Part One set out how the foundations were laid for the subsequent decades of rapid progress in the development and operation of sports and leisure centres.
Part Two (Chapters 4, 5 & 6) largely covers a quarter of a century of centre provision from 1976 that greatly influenced the long-term landscape of indoor community sports and leisure centres. It covers a period when the exponential growth of sports centres was phenomenal and when the buildings, particularly their design, use and costs, came more sharply into focus. [Part Three, Chapters 7, 8 & 9, is devoted to some specific aspects that also greatly influenced the development, management and use of centres before, during and after that quarter century, and deserve separate consideration].

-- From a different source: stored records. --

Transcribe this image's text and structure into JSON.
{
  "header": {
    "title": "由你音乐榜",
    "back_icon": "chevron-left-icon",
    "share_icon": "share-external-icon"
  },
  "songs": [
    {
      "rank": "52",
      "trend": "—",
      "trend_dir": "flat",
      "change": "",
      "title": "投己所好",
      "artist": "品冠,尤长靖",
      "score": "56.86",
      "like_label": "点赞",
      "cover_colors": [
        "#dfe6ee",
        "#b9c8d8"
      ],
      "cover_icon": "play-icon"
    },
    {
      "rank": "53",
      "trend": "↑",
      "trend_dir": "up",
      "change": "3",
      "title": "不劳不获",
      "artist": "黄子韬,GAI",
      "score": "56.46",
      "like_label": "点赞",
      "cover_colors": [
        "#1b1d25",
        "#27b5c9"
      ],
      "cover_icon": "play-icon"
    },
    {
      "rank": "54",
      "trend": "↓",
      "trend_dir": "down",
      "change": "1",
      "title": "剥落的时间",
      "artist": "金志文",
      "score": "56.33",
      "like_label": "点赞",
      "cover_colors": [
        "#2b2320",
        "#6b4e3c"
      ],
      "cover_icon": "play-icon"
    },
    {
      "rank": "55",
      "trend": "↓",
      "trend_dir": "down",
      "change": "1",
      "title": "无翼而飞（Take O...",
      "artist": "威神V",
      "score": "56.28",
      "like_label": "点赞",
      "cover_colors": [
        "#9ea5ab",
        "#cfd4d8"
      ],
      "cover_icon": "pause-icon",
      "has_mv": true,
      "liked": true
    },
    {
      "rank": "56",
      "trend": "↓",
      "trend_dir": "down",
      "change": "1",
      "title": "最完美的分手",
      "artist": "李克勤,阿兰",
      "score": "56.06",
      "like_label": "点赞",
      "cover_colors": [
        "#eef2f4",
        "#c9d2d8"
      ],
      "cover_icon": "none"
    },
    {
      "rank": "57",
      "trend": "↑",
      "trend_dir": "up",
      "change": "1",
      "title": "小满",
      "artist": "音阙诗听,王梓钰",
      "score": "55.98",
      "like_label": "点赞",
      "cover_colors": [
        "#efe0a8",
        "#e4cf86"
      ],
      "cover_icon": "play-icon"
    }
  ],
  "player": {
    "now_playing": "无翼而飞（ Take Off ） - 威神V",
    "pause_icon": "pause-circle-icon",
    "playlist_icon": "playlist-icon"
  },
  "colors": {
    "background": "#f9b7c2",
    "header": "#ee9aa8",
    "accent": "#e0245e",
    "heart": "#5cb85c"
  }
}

Chapter 4 reflects how the design of sports centres quickly evolved over 25 years. It does not attempt to delve into the finer detail of the technical aspects that can be informed by reference to other relevant publications. Initially, a small number of pioneer architects influenced the design of centres. As additional centres came along, and more architects became involved, they followed the established early pattern. Having started with a pioneering design phase it then led on to new developments in sports and leisure buildings, where THE role of the specialist leisure architect grew. The arrival of leisure pools from 1974 helped to spearhead new design and facility developments. (Chapter 9 will look at how the design of centres developed after the mid-1990s).
Chapter 4 also explains how the search for information derived from the provision, use and management experience of sports centres, started a hive of research activity. From the 1960s to the 1990s, no national sports topic received more published attention than sports facility provision, especially indoor sports centres.‘Indoor sports centres – research on their use and users and its impact on policy, provision and management’ is an extensive study of the research activities and processes across the decades. It has been written for ‘Harlow to K2 and Beyond’ by Mike Fitzjohn and Malcolm Tungatt, two former Sports Council officers, who are highly experienced in the sports research field. The full study is the basis for the summary research and planning sections of Chapter 4 and 9, which reflect the efforts made in researching the provision and use of sports centres, especially their use.
The operational management of centres over the years is inevitably a recurring theme through the decades and Chapter 5 examines a wide range of issues that came to bear from the early days and over time. Operational knowledge was developed from a very low base and matured with time into a broadly accepted pattern, with some inevitable changes reflecting various influences that came along.
Chapter 6 examines the exponential growth of sports and leisure centres across the UK as the ‘leisure age’ arrived. The numerous developments and regional variations are highlighted. Local Government Re-organisation had already initiated a further surge of new centres, with around 320 centres established by 1976. This significant social phenomenon then became increasingly replicated across the UK. The whole scene became transformed from its early foundations, and by the end of the 1990s there were over 1,800 UK centres. Chapter 6 also provides an overview of the activity and influence of managers, administrators and recreation departments across the period as well as referring to nominated ‘Legacy Legends and Gamechangers’ and some other key personalities closely involved in delivering the growth.